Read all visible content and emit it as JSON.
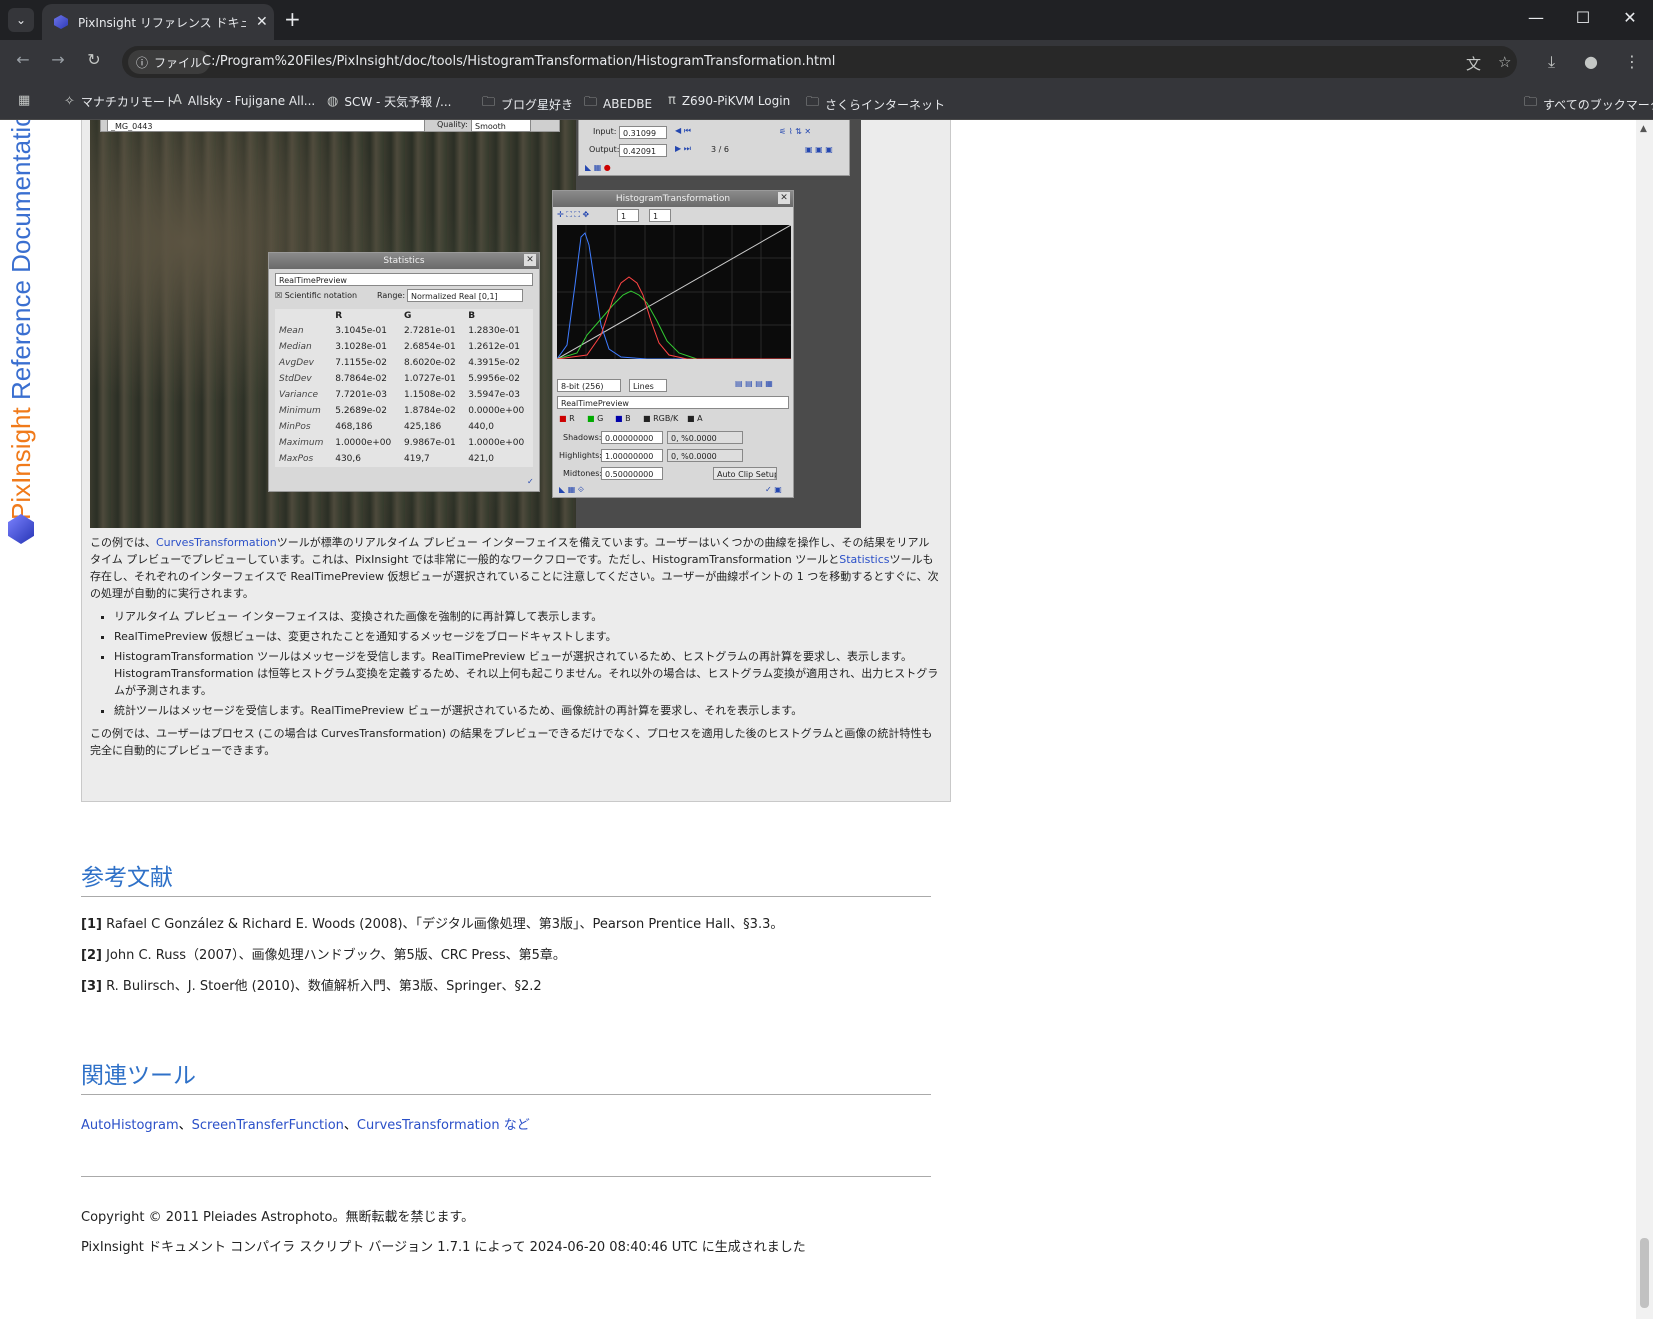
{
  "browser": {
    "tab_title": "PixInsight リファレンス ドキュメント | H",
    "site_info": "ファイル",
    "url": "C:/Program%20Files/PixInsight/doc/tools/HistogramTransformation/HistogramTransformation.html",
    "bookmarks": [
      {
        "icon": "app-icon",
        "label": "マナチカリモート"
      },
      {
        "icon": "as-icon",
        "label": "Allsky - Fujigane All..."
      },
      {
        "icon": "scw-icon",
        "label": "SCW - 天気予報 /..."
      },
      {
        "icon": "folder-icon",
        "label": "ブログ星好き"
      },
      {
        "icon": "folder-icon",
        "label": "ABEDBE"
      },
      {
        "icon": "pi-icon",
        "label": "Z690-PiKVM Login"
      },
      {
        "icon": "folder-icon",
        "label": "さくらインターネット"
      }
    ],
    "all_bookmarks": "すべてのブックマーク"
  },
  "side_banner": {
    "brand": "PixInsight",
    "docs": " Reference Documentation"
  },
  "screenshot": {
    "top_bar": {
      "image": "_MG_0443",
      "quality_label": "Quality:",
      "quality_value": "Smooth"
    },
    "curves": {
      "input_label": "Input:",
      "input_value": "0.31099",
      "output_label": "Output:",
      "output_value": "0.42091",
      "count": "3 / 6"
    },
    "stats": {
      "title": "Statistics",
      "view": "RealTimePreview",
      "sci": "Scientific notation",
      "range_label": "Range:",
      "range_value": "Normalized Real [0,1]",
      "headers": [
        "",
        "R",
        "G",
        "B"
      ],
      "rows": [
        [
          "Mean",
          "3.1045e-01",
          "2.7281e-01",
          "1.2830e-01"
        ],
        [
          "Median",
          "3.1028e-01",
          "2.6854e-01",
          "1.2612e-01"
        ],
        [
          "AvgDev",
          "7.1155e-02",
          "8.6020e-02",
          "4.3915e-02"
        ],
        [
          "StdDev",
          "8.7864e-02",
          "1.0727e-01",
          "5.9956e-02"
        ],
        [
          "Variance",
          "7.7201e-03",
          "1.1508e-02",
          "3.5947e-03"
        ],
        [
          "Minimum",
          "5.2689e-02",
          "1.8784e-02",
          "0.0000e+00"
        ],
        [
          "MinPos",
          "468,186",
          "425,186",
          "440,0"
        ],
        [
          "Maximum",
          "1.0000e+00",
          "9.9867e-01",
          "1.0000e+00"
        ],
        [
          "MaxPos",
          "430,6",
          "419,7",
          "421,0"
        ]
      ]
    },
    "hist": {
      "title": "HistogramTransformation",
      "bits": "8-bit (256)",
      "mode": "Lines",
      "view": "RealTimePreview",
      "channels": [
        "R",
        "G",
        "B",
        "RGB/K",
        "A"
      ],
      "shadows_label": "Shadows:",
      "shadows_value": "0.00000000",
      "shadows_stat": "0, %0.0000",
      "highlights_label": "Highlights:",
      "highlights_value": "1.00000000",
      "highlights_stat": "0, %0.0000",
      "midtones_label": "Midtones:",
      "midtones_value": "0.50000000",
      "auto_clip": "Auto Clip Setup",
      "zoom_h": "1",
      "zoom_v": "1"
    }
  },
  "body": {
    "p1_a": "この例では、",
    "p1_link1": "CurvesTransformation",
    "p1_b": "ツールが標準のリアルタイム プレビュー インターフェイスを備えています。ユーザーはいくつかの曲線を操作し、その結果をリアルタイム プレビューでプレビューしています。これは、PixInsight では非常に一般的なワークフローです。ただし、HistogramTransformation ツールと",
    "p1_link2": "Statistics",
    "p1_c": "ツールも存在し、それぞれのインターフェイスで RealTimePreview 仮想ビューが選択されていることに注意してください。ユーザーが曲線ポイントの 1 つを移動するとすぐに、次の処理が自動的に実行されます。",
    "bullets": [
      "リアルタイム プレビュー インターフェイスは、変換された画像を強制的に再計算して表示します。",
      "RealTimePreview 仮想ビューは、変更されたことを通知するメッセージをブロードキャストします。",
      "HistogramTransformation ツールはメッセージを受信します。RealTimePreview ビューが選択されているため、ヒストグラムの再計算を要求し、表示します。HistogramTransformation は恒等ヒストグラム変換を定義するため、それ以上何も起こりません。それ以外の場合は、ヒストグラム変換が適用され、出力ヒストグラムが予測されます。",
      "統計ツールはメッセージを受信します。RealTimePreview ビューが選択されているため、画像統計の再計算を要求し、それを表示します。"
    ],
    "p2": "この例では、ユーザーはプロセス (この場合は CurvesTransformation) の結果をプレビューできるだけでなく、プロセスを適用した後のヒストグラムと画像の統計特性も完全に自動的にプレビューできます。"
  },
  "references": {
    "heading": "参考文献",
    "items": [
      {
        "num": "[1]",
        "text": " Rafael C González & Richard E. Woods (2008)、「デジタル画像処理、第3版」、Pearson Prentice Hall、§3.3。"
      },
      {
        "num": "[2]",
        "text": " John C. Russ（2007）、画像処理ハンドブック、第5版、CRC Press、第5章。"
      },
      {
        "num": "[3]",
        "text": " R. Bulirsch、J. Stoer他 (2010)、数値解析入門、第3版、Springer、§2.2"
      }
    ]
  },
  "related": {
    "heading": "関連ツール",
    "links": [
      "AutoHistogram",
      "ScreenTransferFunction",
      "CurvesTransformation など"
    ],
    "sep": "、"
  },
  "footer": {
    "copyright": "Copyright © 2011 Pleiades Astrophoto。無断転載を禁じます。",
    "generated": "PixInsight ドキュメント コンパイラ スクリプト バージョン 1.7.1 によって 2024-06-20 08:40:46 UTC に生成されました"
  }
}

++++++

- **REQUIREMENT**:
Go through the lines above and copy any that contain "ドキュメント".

- **SOLUTION**:
    "tab_title": "PixInsight リファレンス ドキュメント | H",
    "generated": "PixInsight ドキュメント コンパイラ スクリプト バージョン 1.7.1 によって 2024-06-20 08:40:46 UTC に生成されました"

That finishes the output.